§ **EXERCISE DESCRIPTION**:
Report each line of the data that includes the word "title".
+---+
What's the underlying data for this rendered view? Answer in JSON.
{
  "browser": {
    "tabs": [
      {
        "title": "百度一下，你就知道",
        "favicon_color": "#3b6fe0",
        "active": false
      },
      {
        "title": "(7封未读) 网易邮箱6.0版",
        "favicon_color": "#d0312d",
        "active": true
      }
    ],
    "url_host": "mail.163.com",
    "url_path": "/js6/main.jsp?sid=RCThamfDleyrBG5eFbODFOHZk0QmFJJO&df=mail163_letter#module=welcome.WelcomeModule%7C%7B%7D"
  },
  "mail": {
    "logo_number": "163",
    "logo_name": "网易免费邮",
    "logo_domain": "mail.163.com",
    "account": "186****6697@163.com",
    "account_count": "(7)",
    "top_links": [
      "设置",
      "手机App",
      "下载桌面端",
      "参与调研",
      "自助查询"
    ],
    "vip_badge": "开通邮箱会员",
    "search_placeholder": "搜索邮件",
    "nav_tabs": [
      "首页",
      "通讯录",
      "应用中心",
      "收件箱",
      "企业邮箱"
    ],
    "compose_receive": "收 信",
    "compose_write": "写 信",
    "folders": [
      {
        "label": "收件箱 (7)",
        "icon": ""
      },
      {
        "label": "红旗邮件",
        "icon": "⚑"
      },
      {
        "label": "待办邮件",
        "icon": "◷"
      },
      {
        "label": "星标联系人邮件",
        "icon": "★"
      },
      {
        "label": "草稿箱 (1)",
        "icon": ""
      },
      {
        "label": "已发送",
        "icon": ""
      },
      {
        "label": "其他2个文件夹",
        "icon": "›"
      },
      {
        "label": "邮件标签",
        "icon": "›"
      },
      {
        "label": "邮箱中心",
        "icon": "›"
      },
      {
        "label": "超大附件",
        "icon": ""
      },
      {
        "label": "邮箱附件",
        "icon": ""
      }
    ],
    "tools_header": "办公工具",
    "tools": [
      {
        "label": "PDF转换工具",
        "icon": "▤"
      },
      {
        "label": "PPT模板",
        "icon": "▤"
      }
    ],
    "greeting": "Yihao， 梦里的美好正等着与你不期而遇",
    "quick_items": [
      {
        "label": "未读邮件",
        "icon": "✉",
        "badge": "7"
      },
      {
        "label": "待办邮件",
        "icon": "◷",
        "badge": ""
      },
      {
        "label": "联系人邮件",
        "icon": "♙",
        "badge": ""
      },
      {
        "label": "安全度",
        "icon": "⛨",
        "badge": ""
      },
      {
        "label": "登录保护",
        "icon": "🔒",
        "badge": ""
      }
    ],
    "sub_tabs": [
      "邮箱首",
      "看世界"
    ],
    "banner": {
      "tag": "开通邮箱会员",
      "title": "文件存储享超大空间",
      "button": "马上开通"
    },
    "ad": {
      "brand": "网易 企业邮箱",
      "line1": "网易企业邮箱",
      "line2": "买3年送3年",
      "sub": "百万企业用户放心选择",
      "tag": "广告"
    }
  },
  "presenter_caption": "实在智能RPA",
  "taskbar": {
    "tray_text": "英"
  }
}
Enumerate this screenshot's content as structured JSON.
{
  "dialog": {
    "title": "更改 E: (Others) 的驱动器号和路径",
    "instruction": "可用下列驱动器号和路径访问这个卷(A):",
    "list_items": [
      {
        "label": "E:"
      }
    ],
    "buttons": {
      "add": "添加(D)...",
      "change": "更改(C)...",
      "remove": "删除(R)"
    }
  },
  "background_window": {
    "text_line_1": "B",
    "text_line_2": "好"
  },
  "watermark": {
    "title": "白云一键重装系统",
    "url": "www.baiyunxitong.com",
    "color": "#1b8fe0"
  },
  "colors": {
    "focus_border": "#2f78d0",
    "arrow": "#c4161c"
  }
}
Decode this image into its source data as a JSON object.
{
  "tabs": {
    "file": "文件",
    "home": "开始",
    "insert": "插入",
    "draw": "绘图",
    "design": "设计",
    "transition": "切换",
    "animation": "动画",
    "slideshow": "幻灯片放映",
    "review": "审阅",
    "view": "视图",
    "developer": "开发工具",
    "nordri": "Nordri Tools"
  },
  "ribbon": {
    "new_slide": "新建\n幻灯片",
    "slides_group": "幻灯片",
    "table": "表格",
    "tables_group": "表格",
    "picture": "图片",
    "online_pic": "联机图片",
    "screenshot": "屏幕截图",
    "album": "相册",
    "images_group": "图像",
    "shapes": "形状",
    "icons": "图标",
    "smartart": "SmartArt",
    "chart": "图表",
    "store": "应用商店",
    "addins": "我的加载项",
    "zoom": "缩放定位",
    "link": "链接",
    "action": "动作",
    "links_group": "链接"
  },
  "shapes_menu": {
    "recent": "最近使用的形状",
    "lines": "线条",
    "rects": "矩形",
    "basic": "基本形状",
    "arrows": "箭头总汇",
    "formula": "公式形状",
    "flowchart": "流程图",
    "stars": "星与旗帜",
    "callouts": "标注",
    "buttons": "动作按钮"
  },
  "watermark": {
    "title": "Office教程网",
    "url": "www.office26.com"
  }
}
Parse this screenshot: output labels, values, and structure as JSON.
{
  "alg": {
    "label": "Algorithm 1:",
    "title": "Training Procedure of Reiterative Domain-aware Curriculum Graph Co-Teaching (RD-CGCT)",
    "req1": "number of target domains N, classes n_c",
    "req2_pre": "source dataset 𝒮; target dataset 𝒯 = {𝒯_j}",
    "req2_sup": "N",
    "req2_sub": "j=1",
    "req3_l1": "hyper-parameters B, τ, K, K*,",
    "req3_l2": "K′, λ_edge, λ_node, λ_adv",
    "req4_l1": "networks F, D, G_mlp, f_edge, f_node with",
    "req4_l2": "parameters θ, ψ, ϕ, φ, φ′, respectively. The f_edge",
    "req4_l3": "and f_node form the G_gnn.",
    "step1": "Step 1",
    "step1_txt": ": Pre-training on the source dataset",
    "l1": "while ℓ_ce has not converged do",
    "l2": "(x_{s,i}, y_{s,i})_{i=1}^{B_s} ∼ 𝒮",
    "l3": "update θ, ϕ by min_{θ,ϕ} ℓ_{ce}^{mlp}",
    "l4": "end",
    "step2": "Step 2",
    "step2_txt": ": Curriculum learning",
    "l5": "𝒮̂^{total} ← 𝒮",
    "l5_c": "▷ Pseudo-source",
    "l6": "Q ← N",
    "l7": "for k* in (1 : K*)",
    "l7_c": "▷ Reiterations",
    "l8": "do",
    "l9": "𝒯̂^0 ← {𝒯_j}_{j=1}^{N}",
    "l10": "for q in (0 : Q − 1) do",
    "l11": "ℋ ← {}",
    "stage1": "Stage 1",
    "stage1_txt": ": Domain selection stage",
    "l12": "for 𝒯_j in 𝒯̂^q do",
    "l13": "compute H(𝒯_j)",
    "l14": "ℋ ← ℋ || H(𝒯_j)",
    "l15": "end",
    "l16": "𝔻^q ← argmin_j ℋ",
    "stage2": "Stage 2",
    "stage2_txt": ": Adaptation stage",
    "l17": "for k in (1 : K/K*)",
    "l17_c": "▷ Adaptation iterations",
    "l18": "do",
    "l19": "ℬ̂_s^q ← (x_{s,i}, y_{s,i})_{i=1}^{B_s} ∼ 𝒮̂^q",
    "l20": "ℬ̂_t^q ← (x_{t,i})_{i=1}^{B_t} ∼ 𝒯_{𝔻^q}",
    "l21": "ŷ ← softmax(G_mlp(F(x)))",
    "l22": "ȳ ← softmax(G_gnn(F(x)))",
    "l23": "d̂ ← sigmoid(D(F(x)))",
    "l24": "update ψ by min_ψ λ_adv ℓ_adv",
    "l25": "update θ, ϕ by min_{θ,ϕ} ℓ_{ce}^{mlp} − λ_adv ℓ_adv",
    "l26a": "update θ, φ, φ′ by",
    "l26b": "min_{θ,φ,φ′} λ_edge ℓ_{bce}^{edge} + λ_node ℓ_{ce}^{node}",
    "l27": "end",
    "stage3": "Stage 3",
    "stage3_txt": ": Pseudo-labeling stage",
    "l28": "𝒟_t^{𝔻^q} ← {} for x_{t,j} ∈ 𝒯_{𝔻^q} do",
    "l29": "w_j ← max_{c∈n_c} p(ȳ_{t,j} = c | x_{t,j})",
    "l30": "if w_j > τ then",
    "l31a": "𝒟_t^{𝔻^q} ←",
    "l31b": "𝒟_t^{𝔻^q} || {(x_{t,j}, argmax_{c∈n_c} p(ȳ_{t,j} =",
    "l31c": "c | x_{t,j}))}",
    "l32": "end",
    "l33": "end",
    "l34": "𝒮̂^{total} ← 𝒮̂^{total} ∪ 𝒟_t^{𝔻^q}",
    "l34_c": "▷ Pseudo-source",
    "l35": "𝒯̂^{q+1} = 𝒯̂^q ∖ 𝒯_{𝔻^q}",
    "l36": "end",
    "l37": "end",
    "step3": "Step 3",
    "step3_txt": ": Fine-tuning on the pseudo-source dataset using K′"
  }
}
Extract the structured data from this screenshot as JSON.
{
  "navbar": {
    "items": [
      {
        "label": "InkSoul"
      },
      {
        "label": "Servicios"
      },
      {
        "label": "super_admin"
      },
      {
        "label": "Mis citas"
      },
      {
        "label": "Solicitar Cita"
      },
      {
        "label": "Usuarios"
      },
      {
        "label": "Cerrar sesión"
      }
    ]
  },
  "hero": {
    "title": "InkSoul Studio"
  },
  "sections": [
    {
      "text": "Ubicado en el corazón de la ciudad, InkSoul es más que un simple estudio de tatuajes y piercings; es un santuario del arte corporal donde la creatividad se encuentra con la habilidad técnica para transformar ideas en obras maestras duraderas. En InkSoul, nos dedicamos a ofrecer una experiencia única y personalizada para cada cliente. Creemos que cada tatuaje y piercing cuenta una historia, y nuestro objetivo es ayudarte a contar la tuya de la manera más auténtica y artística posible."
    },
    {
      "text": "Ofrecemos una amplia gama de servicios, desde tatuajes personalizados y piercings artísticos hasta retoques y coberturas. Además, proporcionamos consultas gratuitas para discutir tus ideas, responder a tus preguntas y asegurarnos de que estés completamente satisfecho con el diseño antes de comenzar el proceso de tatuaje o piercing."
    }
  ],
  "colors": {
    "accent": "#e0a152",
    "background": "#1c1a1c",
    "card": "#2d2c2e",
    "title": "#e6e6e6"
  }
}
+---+
§ **EXERCISE RESULT**:
        "title": "百度一下，你就知道",
        "title": "(7封未读) 网易邮箱6.0版",
      "title": "文件存储享超大空间",
    "title": "更改 E: (Others) 的驱动器号和路径",
    "title": "白云一键重装系统",
    "title": "Office教程网",
    "title": "Training Procedure of Reiterative Domain-aware Curriculum Graph Co-Teaching (RD-CGCT)",
    "title": "InkSoul Studio"
    "title": "#e6e6e6"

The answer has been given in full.